**Exercise brief:** Show all lines from the records below in which the string "Enter" is present.

**Input material:**
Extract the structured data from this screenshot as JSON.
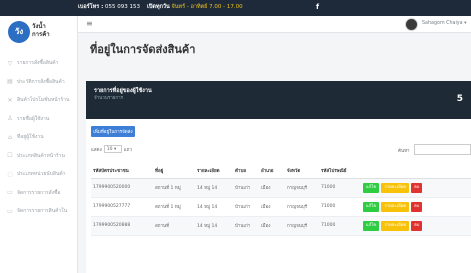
{
  "topbar": {
    "label": "เบอร์โทร :",
    "phone": "055 093 153",
    "hours_label": "เปิดทุกวัน",
    "hours_value": "จันทร์ - อาทิตย์ 7.00 - 17.00",
    "social_icon": "facebook-icon",
    "social_glyph": "f"
  },
  "sidebar": {
    "logo_mark": "วังน้ำ",
    "logo_text": "การค้า",
    "items": [
      {
        "label": "รายการสั่งซื้อสินค้า",
        "icon": "basket-icon"
      },
      {
        "label": "ประวัติการสั่งซื้อสินค้า",
        "icon": "history-icon"
      },
      {
        "label": "สินค้าโปรโมชั่นหน้าร้าน",
        "icon": "tag-icon"
      },
      {
        "label": "รายชื่อผู้ใช้งาน",
        "icon": "user-icon"
      },
      {
        "label": "ที่อยู่ผู้ใช้งาน",
        "icon": "address-icon"
      },
      {
        "label": "ประเภทสินค้าหน้าร้าน",
        "icon": "category-icon"
      },
      {
        "label": "ประเภทหน่วยนับสินค้า",
        "icon": "unit-icon"
      },
      {
        "label": "จัดการรายการสั่งซื้อ",
        "icon": "order-icon"
      },
      {
        "label": "จัดการรายการสินค้าใน",
        "icon": "stock-icon"
      }
    ]
  },
  "header": {
    "menu_glyph": "≡",
    "username": "Sahagom Chaiya"
  },
  "page": {
    "title": "ที่อยู่ในการจัดส่งสินค้า"
  },
  "stat": {
    "title": "รายการที่อยู่ของผู้ใช้งาน",
    "subtitle": "จำนวนรายการ",
    "value": "5"
  },
  "panel": {
    "add_label": "เพิ่มที่อยู่ในการจัดส่ง",
    "show_label": "แสดง",
    "entries_value": "10",
    "entries_suffix": "แถว",
    "search_label": "ค้นหา",
    "search_placeholder": ""
  },
  "table": {
    "columns": [
      "รหัสบัตรประชาชน",
      "ที่อยู่",
      "รายละเอียด",
      "ตำบล",
      "อำเภอ",
      "จังหวัด",
      "รหัสไปรษณีย์",
      ""
    ],
    "rows": [
      {
        "id": "1799900520000",
        "addr": "สถานที่ 1 หมู่",
        "detail": "14 หมู่ 14",
        "subdistrict": "บ้านเก่า",
        "district": "เมือง",
        "province": "กาญจนบุรี",
        "zip": "71000"
      },
      {
        "id": "1799900527777",
        "addr": "สถานที่ 1 หมู่",
        "detail": "14 หมู่ 14",
        "subdistrict": "บ้านเก่า",
        "district": "เมือง",
        "province": "กาญจนบุรี",
        "zip": "71000"
      },
      {
        "id": "1799900520888",
        "addr": "สถานที่",
        "detail": "14 หมู่ 14",
        "subdistrict": "บ้านเก่า",
        "district": "เมือง",
        "province": "กาญจนบุรี",
        "zip": "71000"
      }
    ],
    "actions": {
      "edit": "แก้ไข",
      "detail": "รายละเอียด",
      "delete": "ลบ"
    }
  },
  "colors": {
    "topbar": "#1e2a3a",
    "stat_card": "#1e2b36",
    "primary": "#3d7ed6",
    "edit": "#2ecc40",
    "detail": "#f9c20a",
    "delete": "#e0332f"
  }
}
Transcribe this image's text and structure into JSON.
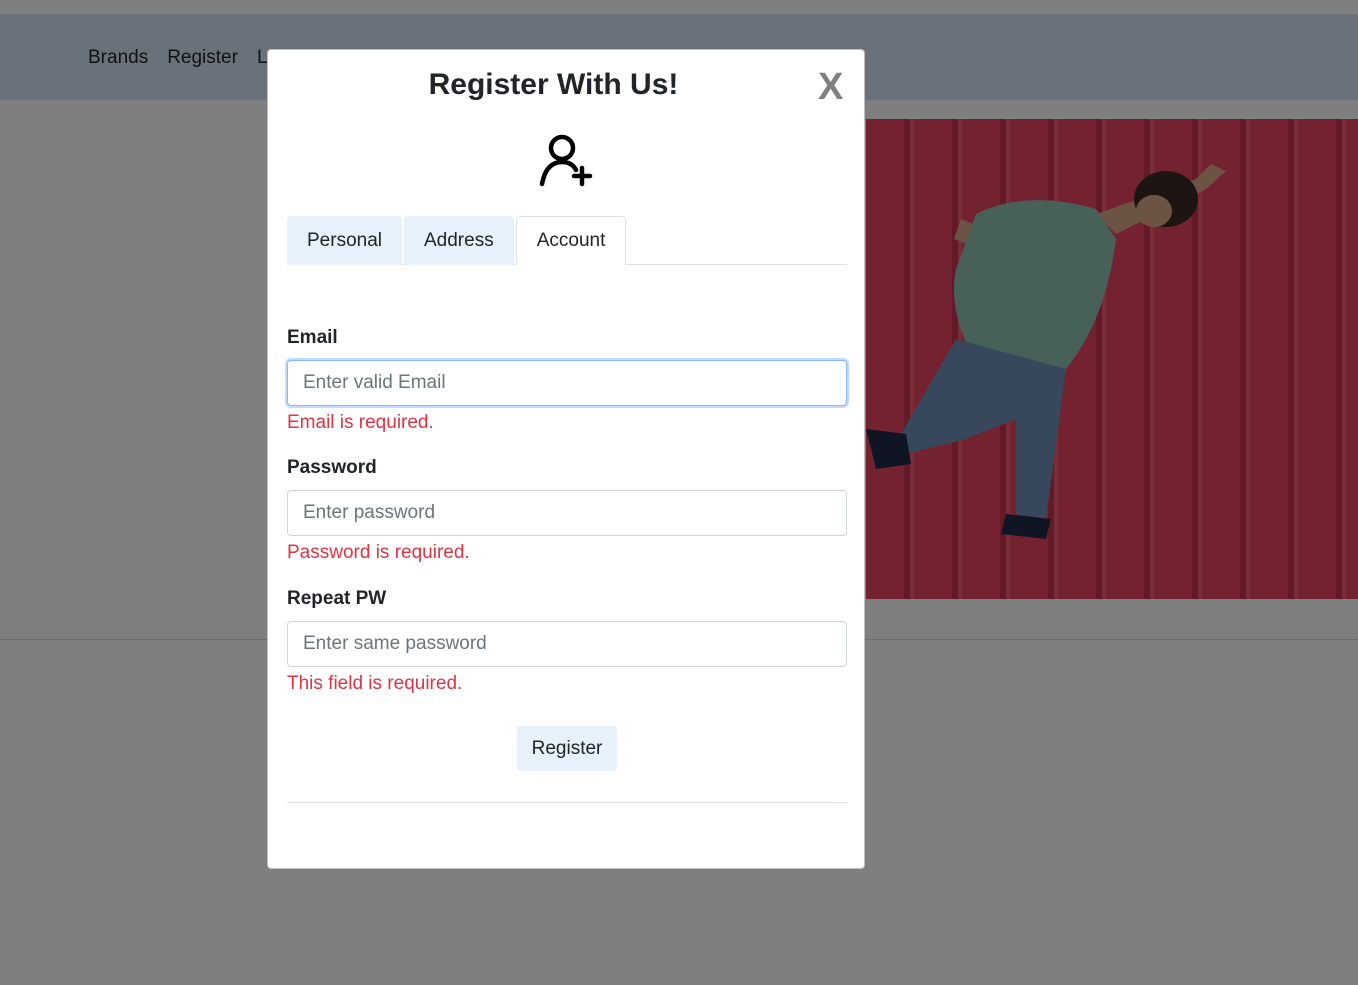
{
  "nav": {
    "links": [
      "Brands",
      "Register",
      "Log"
    ]
  },
  "modal": {
    "title": "Register With Us!",
    "close_label": "X",
    "icon": "user-add-icon",
    "tabs": [
      {
        "label": "Personal",
        "active": false
      },
      {
        "label": "Address",
        "active": false
      },
      {
        "label": "Account",
        "active": true
      }
    ],
    "fields": {
      "email": {
        "label": "Email",
        "placeholder": "Enter valid Email",
        "value": "",
        "error": "Email is required."
      },
      "password": {
        "label": "Password",
        "placeholder": "Enter password",
        "value": "",
        "error": "Password is required."
      },
      "repeat": {
        "label": "Repeat PW",
        "placeholder": "Enter same password",
        "value": "",
        "error": "This field is required."
      }
    },
    "submit_label": "Register"
  },
  "colors": {
    "navbar": "#d3e4f6",
    "error": "#dc3545",
    "button_bg": "#e6f1fb",
    "focus_border": "#86b7fe",
    "hero_photo": "#e8455f"
  }
}
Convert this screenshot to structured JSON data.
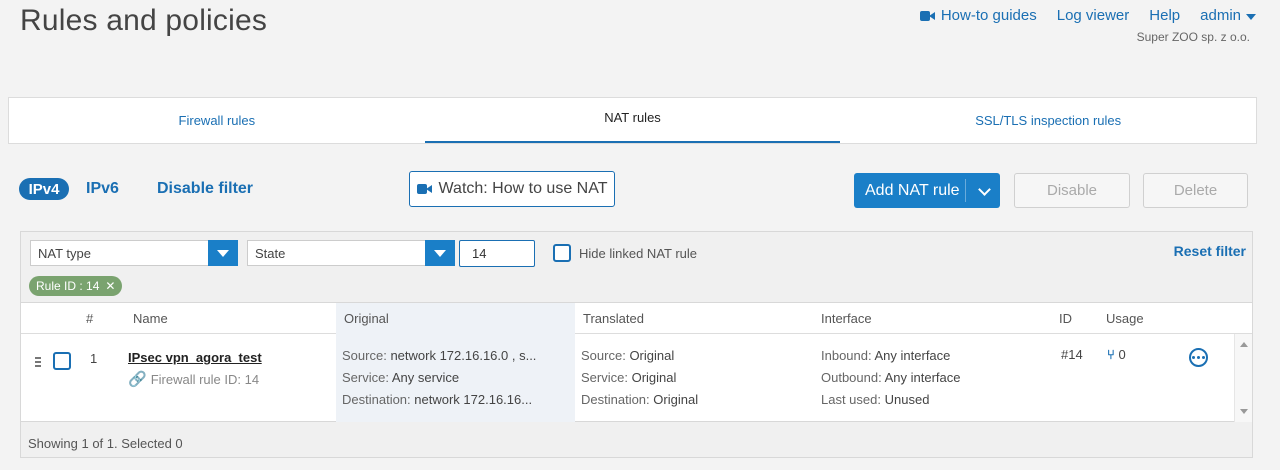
{
  "page": {
    "title": "Rules and policies"
  },
  "top_nav": {
    "how_to": "How-to guides",
    "log_viewer": "Log viewer",
    "help": "Help",
    "user": "admin",
    "org": "Super ZOO sp. z o.o."
  },
  "tabs": [
    {
      "label": "Firewall rules"
    },
    {
      "label": "NAT rules",
      "active": true
    },
    {
      "label": "SSL/TLS inspection rules"
    }
  ],
  "toolbar": {
    "ipv4": "IPv4",
    "ipv6": "IPv6",
    "disable_filter": "Disable filter",
    "watch": "Watch: How to use NAT",
    "add_rule": "Add NAT rule",
    "disable": "Disable",
    "delete": "Delete"
  },
  "filters": {
    "nat_type": "NAT type",
    "state": "State",
    "id_value": "14",
    "hide_linked": "Hide linked NAT rule",
    "reset": "Reset filter",
    "chip": "Rule ID : 14"
  },
  "table": {
    "headers": [
      "#",
      "Name",
      "Original",
      "Translated",
      "Interface",
      "ID",
      "Usage"
    ],
    "rows": [
      {
        "num": "1",
        "name": "IPsec vpn_agora_test",
        "fw_rule": "Firewall rule ID: 14",
        "original": {
          "source_label": "Source:",
          "source": "network 172.16.16.0 , s...",
          "service_label": "Service:",
          "service": "Any service",
          "destination_label": "Destination:",
          "destination": "network 172.16.16..."
        },
        "translated": {
          "source_label": "Source:",
          "source": "Original",
          "service_label": "Service:",
          "service": "Original",
          "destination_label": "Destination:",
          "destination": "Original"
        },
        "interface": {
          "inbound_label": "Inbound:",
          "inbound": "Any interface",
          "outbound_label": "Outbound:",
          "outbound": "Any interface",
          "last_used_label": "Last used:",
          "last_used": "Unused"
        },
        "id": "#14",
        "usage": "0"
      }
    ]
  },
  "footer": {
    "status": "Showing 1 of 1. Selected 0"
  },
  "colors": {
    "accent": "#1a6fb3",
    "button": "#1a7fc8",
    "chip": "#7aa36f",
    "shade": "#eef2f7"
  }
}
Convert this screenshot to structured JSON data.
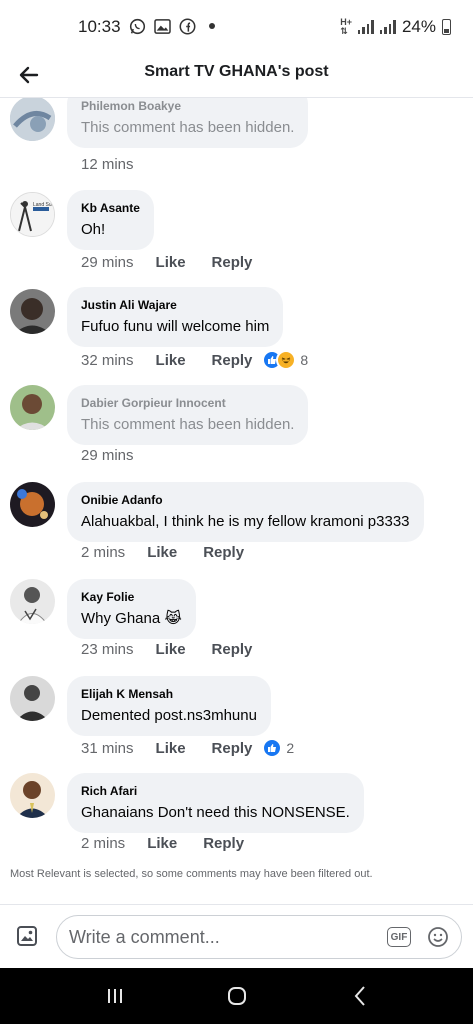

**Response:**
        "placeholder": "Enter valid Email",
        "placeholder": "Enter password",
        "placeholder": "Enter same password",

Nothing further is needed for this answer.